Task statement:
Filter the records below and copy every line containing the word "time".

Entries shown:
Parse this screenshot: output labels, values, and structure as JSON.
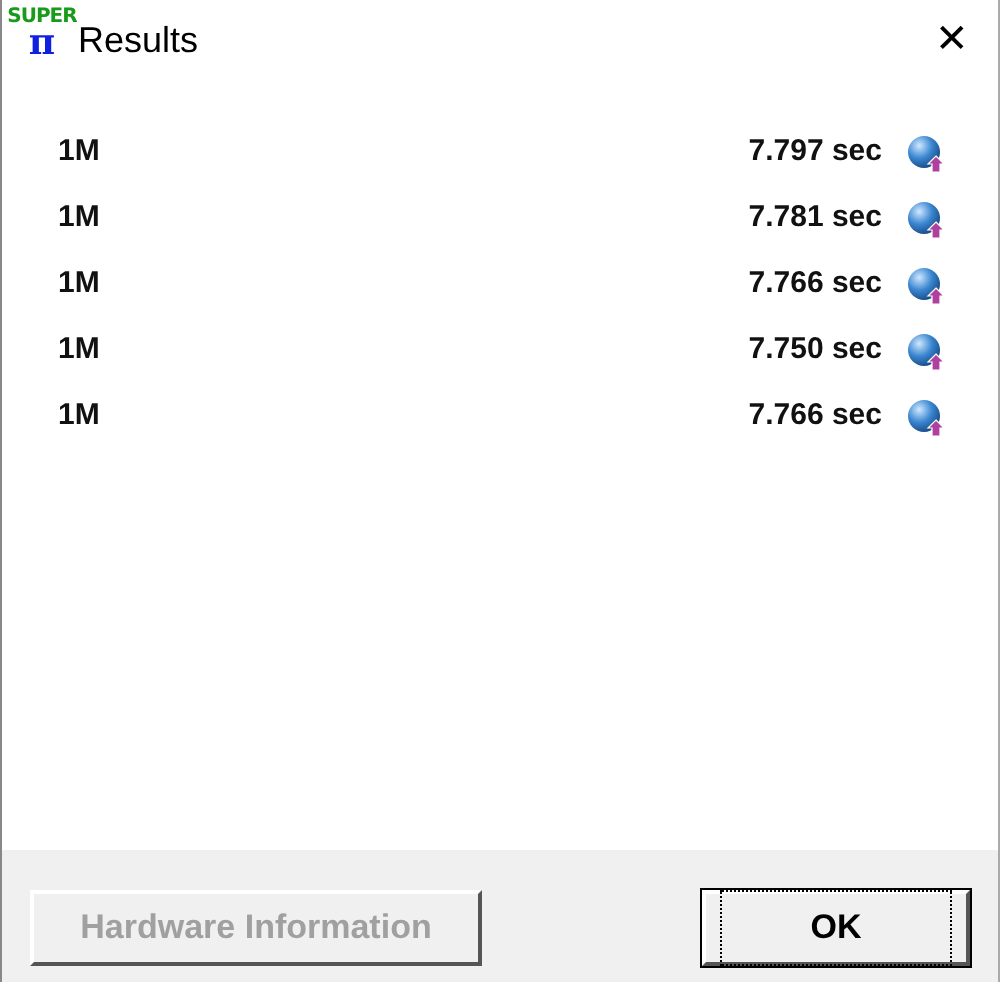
{
  "window": {
    "title": "Results",
    "logo_text": "SUPER",
    "logo_glyph": "π",
    "close": "✕"
  },
  "results": [
    {
      "label": "1M",
      "time": "7.797 sec"
    },
    {
      "label": "1M",
      "time": "7.781 sec"
    },
    {
      "label": "1M",
      "time": "7.766 sec"
    },
    {
      "label": "1M",
      "time": "7.750 sec"
    },
    {
      "label": "1M",
      "time": "7.766 sec"
    }
  ],
  "buttons": [
    {
      "label": "Hardware Information",
      "disabled": true,
      "focused": false
    },
    {
      "label": "OK",
      "disabled": false,
      "focused": true
    }
  ]
}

Written response:
      "time": "7.797 sec"
      "time": "7.781 sec"
      "time": "7.766 sec"
      "time": "7.750 sec"
      "time": "7.766 sec"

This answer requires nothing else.